Stored items »
☆ ☆ ☆ ☆ ☆
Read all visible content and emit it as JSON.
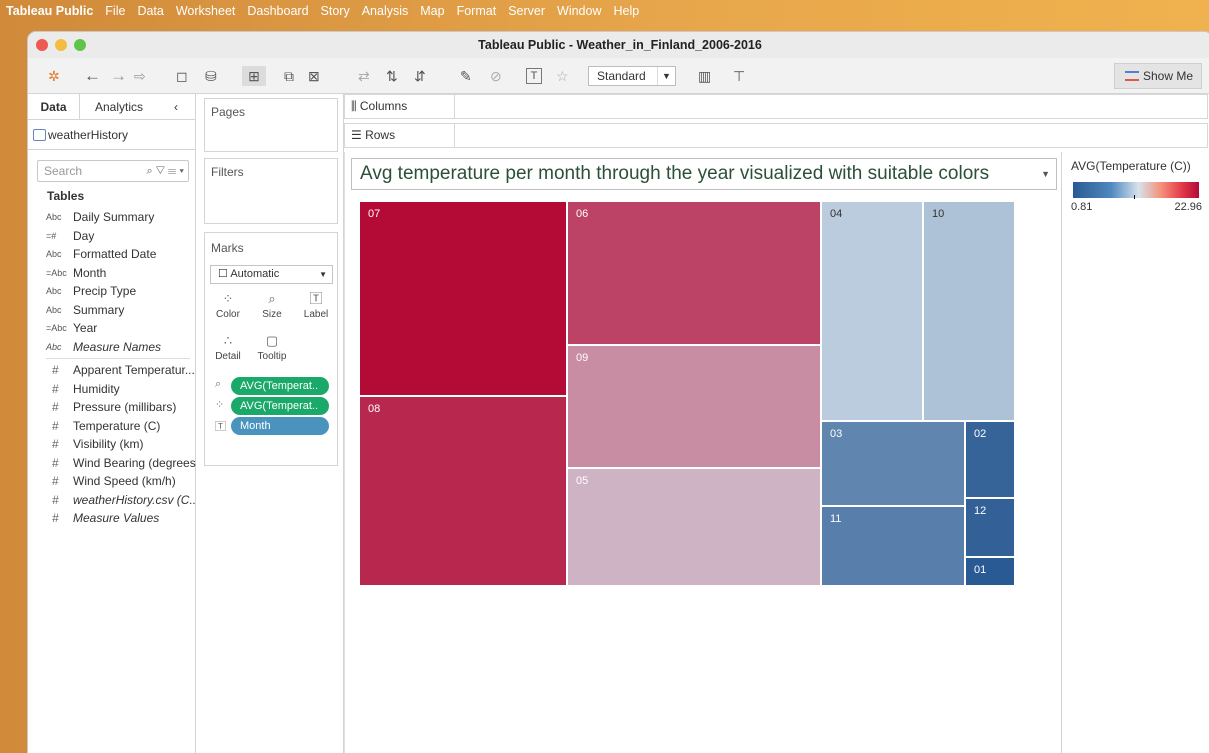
{
  "menubar": {
    "app": "Tableau Public",
    "items": [
      "File",
      "Data",
      "Worksheet",
      "Dashboard",
      "Story",
      "Analysis",
      "Map",
      "Format",
      "Server",
      "Window",
      "Help"
    ]
  },
  "window": {
    "title": "Tableau Public - Weather_in_Finland_2006-2016"
  },
  "toolbar": {
    "fit_select": "Standard",
    "show_me_label": "Show Me"
  },
  "data_pane": {
    "tabs": [
      "Data",
      "Analytics"
    ],
    "data_source": "weatherHistory",
    "search_placeholder": "Search",
    "tables_heading": "Tables",
    "dimensions": [
      {
        "type": "Abc",
        "name": "Daily Summary"
      },
      {
        "type": "=#",
        "name": "Day"
      },
      {
        "type": "Abc",
        "name": "Formatted Date"
      },
      {
        "type": "=Abc",
        "name": "Month"
      },
      {
        "type": "Abc",
        "name": "Precip Type"
      },
      {
        "type": "Abc",
        "name": "Summary"
      },
      {
        "type": "=Abc",
        "name": "Year"
      },
      {
        "type": "Abc",
        "name": "Measure Names",
        "italic": true
      }
    ],
    "measures": [
      {
        "type": "#",
        "name": "Apparent Temperatur..."
      },
      {
        "type": "#",
        "name": "Humidity"
      },
      {
        "type": "#",
        "name": "Pressure (millibars)"
      },
      {
        "type": "#",
        "name": "Temperature (C)"
      },
      {
        "type": "#",
        "name": "Visibility (km)"
      },
      {
        "type": "#",
        "name": "Wind Bearing (degrees)"
      },
      {
        "type": "#",
        "name": "Wind Speed (km/h)"
      },
      {
        "type": "#",
        "name": "weatherHistory.csv (C...",
        "italic": true
      },
      {
        "type": "#",
        "name": "Measure Values",
        "italic": true
      }
    ]
  },
  "shelves": {
    "pages": "Pages",
    "filters": "Filters",
    "marks": "Marks",
    "mark_type": "Automatic",
    "mark_buttons": [
      "Color",
      "Size",
      "Label",
      "Detail",
      "Tooltip"
    ],
    "mark_pills": [
      "AVG(Temperat..",
      "AVG(Temperat..",
      "Month"
    ],
    "columns": "Columns",
    "rows": "Rows"
  },
  "viz": {
    "title": "Avg temperature per month through the year visualized with suitable colors"
  },
  "legend": {
    "title": "AVG(Temperature (C))",
    "min": "0.81",
    "max": "22.96"
  },
  "chart_data": {
    "type": "treemap",
    "title": "Avg temperature per month through the year visualized with suitable colors",
    "size_measure": "AVG(Temperature (C))",
    "color_measure": "AVG(Temperature (C))",
    "color_range": [
      0.81,
      22.96
    ],
    "colors": {
      "low": "#2a5a93",
      "mid": "#d6e2ec",
      "high": "#b30b36"
    },
    "categories": [
      "07",
      "08",
      "06",
      "09",
      "05",
      "04",
      "10",
      "03",
      "11",
      "02",
      "12",
      "01"
    ],
    "values": [
      22.96,
      21.5,
      20.1,
      16.3,
      14.3,
      10.1,
      9.3,
      4.3,
      3.8,
      1.6,
      1.3,
      0.81
    ]
  }
}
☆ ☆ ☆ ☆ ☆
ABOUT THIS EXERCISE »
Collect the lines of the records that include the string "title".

ANSWER »
    "title": "Tableau Public - Weather_in_Finland_2006-2016"
    "title": "Avg temperature per month through the year visualized with suitable colors"
    "title": "AVG(Temperature (C))",
    "title": "Avg temperature per month through the year visualized with suitable colors",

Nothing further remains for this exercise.